It is an article of feminist faith, if not dogma, that there is no significant difference between the male and the female body. If a woman fails the physical exam for the fire department or Army Rangers that can only mean that the test was designed to discriminate against women.
It’s not an academic issue. If the nation, through its political leaders believes that women should be put in combat positions on the front lines of military campaigns, the debate has become policy.
Often, this discussion revolves around the question of whether male and female sexuality are fundamentally the same or fundamentally different.
Yet, there is another way of measuring, not merely the difference between male and female bodies but the consequences of feminists teaching women that, anything a man can do they can and should be doing it too.
Take alcohol. It turns out that today’s liberated woman, especially today’s educated women is more likely to consume too much alcohol. Female alcohol syndrome is becoming an important health issue.
Feminist thinkers have been cheering the college girls on. College professor and philosopher Nancy Bauer describes today’s liberated and empowered college women in these terms:
If there’s anything that feminism has bequeathed to young women of means, it’s that power is their birthright. Visit an American college campus on a Monday morning and you’ll find any number of amazingly ambitious and talented young women wielding their brain power, determined not to let anything — including a relationship with some needy, dependent man — get in their way. Come back on a party night, and you’ll find many of these same girls (they stopped calling themselves “women” years ago) wielding their sexual power, dressed as provocatively as they dare, matching the guys drink for drink — and then hook-up for hook-up….
When they’re on their knees in front of a worked-up guy they just met at a party, they genuinely do feel powerful — sadistic, even.
You’ve come a long way, baby!!
Of course, most feminists do not encourage young women to become alcoholics or to be down on their knees to service worked-up boys, but any woman who takes seriously the notion that gender differences are merely a social construct will have little reason to believe that she should systematically drink less than a man.
Obviously, Bauer would never take responsibility for the consequences of her advice, but she would do herself and everyone else a favor if she apologized for drawing a picture of a liberated woman that puts that woman on the road to alcoholism.
As for the statistics, The Wall Street Journal reports on the increase in female alcohol syndrome:
Indeed, more women are drinking now than at any time in recent history, according to health surveys. In the nine years between 1998 and 2007, the number of women arrested for drunken driving rose 30%, while male arrests dropped more than 7%. Between 1999 and 2008, the number of young women who showed up in emergency rooms for being dangerously intoxicated rose by 52%. The rate for young men, though higher, rose just 9%.
These numbers are not driven solely by young women living it up on spring break. A recent Centers for Disease Control and Prevention study of binge drinking—that is, having four or more drinks for women or five or more for men within two hours—revealed a surprising statistic.
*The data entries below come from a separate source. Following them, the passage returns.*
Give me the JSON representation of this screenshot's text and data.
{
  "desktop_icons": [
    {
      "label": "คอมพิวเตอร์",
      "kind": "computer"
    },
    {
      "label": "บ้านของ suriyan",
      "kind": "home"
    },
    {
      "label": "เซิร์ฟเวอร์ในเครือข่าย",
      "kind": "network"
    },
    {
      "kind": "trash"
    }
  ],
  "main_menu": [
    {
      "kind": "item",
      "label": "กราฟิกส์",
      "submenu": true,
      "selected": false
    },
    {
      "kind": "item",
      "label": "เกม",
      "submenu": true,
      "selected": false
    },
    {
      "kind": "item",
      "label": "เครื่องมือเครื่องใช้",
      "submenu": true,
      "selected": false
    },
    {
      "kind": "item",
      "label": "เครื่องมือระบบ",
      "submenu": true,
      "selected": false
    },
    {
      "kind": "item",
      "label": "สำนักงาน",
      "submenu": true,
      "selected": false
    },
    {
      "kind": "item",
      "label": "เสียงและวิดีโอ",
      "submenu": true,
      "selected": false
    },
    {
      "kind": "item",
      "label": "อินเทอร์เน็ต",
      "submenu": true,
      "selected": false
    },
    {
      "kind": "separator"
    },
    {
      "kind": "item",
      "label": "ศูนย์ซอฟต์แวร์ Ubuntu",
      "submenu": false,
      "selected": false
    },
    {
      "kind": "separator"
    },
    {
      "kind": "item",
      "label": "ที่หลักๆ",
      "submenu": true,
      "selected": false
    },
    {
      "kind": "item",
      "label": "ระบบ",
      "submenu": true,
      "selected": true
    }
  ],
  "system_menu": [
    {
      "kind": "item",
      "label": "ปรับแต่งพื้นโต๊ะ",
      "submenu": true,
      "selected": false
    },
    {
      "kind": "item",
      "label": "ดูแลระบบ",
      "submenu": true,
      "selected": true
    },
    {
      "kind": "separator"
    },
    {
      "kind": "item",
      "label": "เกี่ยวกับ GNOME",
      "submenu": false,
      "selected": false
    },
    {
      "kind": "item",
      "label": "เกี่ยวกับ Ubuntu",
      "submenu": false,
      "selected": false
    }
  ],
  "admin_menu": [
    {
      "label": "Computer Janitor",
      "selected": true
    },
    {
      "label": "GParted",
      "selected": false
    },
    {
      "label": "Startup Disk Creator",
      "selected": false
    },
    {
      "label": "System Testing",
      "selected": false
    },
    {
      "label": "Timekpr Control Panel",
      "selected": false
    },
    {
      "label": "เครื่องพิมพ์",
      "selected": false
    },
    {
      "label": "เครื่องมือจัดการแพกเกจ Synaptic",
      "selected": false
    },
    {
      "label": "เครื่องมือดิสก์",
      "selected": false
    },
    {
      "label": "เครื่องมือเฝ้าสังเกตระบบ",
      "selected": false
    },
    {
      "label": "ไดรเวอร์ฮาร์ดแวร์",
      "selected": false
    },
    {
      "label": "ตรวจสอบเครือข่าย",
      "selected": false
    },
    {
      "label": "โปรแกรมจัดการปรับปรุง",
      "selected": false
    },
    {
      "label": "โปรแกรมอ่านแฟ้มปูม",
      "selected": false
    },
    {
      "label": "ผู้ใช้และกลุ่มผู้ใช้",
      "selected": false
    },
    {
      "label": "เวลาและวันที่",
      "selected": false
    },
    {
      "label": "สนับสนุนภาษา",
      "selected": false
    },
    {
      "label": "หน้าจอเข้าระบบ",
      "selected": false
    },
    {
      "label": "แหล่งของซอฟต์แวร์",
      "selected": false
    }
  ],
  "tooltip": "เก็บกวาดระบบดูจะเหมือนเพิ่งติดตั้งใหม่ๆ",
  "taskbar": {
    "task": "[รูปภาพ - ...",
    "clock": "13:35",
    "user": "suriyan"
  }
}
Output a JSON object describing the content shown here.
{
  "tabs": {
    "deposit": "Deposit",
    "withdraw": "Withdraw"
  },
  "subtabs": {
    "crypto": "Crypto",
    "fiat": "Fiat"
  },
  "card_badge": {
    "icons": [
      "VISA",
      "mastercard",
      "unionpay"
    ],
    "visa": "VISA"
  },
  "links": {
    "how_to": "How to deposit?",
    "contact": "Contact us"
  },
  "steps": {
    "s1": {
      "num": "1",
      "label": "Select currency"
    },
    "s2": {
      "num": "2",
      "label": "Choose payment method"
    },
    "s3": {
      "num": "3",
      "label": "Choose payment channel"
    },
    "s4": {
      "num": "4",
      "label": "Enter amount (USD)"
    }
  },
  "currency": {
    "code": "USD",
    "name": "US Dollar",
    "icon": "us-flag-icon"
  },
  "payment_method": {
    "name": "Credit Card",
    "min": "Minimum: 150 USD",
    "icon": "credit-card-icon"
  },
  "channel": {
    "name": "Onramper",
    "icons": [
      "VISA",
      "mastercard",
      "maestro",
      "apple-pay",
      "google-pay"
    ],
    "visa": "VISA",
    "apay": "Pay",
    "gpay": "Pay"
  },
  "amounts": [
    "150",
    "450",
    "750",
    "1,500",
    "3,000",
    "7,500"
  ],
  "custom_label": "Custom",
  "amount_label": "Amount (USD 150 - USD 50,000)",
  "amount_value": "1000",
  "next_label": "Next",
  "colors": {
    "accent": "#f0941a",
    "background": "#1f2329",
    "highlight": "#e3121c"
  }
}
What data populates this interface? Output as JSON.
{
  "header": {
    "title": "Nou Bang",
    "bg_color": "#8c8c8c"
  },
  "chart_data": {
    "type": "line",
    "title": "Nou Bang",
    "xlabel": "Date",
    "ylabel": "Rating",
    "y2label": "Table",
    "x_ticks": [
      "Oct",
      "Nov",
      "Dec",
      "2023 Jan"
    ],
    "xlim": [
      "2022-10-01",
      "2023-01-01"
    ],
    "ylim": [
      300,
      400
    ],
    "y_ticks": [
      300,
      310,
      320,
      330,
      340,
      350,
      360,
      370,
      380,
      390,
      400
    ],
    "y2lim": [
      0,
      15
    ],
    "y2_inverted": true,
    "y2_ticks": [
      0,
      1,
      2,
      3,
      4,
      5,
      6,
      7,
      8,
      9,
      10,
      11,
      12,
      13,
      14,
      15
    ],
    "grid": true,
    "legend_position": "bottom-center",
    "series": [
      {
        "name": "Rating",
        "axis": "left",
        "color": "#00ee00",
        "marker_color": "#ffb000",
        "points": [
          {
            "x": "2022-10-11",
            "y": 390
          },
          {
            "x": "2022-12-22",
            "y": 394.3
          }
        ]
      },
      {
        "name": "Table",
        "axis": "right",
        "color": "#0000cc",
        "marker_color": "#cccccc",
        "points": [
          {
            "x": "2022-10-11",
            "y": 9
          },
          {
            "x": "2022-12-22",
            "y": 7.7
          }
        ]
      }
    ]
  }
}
While the greatest number, 24%, of binge-drinking women are college-age, 10% of women between 45 and 64 said they binge drink—and so did 3% of women older than 65. The college-age binge drinkers and the senior binge drinkers overdid it with a similar frequency, about three times a month.
Welcome to the world of gender parity. The Journal is too modest to say that feminism has anything to do with this alarming trend, but it feels a need to report that, when it comes to alcohol, the male body and the female body are not created equal. For those who believe in science, it explains:
In one sense, the rising rates of alcohol consumption by women are a sign of parity. But this is one arena in which equal treatment yields unequal outcomes. Women are more vulnerable than men to alcohol's toxic effects. Their bodies have more fat, which retains alcohol, and less water, which dilutes it, so women drinking the same amount as men their size and weight become intoxicated more quickly. Males also have more of the enzyme alcohol dehydrogenase, which breaks down alcohol before it enters the bloodstream. This may be one reason why alcohol-related liver and brain damage appear more quickly in heavy-drinking women than men.
Strangely, alcohol also seems to enhance traditional gender roles:
Scientists are continuing to explore the biochemical differences in the way that alcohol affects men and women. Studies show that after drinking, men report feeling more powerful, often overstating their capabilities and accomplishments, while women say that it makes them feel more affectionate, sexy and feminine.
Is it not ironic when women drink too much because they believe that they are equal to men they discover that alcohol provokes feelings of… femininity.
Surely, it would be better if women could find another way to feel more feminine.